Peter worked first as a tenant farmer and later owned a farm in Rossvik Storegård and Buskahult Tykagård, both in Urshult parish. Then in 1821, Peter and his family moved to Hösjömåla where he was once again renting a farm. It was while looking at a 1821 entry in a household examination (books used by the church to keep track of the people and a major genealogical resource), that I noticed a notation for Peter that read mördad. I pulled up my handy cheat sheet of Swedish words and literally gasped to see it meant “murdered.”
Of course I only wanted to learn more. It didn’t take me too long to find a record of his death on 13 November, 1821. Unfortunately, it was written in an old Gothic style of writing, making a translation (even with the help of Google) impossible for me. Fortunately, I have found a group of very helpful fans of Swedish genealogy on Facebook who know a lot more about these records than I do. Within an hour of posting my inquiry, I was given a translation of the short death entry:
Peter Didricsson in Hösjömåla, in the evening, beaten to death at Hultalycke farm. Buried 22/11.
|Nov. 13, Death record of Peter. Source: ArkivDigital.net, Urshult (B) C:3 1763-1827 Image 354/Page 695|
(It was also suggested to me that since he was murdered, it might be possible to find court documents. I will have to do some more digging and see what I can find. Stay tuned!)

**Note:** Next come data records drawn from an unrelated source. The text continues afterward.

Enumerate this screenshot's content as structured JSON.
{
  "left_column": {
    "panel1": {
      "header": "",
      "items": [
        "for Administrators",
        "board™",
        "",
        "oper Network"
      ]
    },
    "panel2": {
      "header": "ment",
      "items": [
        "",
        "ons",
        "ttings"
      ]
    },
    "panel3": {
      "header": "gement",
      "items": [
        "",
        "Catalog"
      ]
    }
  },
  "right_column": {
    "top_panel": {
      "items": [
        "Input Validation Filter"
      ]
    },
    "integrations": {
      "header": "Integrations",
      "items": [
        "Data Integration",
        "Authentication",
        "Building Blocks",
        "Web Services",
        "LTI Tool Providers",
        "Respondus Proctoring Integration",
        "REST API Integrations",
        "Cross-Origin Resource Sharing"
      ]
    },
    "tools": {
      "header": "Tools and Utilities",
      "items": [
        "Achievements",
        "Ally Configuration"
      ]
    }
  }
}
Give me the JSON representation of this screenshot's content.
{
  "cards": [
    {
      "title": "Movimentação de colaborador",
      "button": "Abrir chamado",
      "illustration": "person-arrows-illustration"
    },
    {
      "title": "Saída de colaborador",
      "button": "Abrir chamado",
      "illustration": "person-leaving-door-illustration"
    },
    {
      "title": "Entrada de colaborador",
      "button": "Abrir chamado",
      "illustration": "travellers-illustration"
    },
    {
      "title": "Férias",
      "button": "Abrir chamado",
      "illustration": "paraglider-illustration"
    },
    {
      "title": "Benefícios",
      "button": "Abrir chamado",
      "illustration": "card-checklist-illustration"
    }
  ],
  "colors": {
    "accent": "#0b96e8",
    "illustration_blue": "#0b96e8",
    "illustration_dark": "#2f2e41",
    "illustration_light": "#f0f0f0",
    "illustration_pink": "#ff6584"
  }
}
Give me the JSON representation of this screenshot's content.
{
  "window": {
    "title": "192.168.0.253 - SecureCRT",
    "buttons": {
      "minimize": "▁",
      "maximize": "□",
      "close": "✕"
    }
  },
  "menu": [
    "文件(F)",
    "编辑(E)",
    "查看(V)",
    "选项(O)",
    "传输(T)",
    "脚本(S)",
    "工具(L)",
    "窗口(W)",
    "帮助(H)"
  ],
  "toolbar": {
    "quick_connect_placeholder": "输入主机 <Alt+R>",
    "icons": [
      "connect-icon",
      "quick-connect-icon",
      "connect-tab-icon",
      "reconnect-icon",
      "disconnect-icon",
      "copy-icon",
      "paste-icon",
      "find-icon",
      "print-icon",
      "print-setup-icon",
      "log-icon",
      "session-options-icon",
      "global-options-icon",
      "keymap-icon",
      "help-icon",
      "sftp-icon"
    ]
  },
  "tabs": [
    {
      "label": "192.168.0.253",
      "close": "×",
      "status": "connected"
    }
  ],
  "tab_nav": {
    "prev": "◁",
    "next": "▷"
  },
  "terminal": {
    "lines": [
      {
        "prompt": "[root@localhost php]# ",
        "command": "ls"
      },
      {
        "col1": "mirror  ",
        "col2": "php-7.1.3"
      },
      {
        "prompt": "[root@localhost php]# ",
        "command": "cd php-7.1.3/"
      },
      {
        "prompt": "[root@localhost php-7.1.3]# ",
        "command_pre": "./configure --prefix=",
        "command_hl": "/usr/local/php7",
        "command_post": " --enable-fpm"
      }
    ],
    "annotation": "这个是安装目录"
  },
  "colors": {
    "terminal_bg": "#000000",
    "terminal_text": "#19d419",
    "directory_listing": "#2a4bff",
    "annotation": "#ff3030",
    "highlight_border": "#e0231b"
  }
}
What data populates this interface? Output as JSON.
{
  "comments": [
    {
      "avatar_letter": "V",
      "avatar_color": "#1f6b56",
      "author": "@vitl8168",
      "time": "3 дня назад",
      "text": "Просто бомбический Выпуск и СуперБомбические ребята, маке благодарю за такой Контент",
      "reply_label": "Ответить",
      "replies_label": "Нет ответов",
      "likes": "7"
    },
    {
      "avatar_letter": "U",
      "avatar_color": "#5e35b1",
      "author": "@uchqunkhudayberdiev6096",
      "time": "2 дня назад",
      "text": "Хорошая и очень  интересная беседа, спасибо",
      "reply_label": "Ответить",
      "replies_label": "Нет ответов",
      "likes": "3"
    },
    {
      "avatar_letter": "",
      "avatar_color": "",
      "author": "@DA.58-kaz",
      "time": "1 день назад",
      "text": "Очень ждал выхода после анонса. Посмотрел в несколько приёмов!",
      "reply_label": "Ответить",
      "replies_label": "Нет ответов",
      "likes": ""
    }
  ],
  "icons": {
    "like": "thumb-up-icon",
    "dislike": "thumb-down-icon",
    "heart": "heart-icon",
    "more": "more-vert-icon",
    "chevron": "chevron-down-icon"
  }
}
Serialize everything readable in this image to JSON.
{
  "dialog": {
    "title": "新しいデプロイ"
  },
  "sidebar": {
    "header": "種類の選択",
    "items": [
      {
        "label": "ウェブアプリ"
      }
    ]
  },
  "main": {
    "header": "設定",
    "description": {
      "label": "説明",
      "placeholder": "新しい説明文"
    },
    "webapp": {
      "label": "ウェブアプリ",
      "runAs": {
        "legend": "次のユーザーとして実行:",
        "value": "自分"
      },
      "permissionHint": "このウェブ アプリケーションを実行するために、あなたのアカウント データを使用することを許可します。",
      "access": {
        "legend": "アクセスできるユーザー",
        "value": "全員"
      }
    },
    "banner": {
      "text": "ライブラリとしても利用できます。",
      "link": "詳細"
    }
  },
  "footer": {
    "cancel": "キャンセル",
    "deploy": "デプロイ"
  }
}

Peter was 45 years old when he was killed, leaving behind his wife and children ranging ages 3-16. Life appears to have continued to be hard for the twice-widowed Ingjerd who later appears as utfattig (beggarly, impoverish). She died on 24 March, 1843.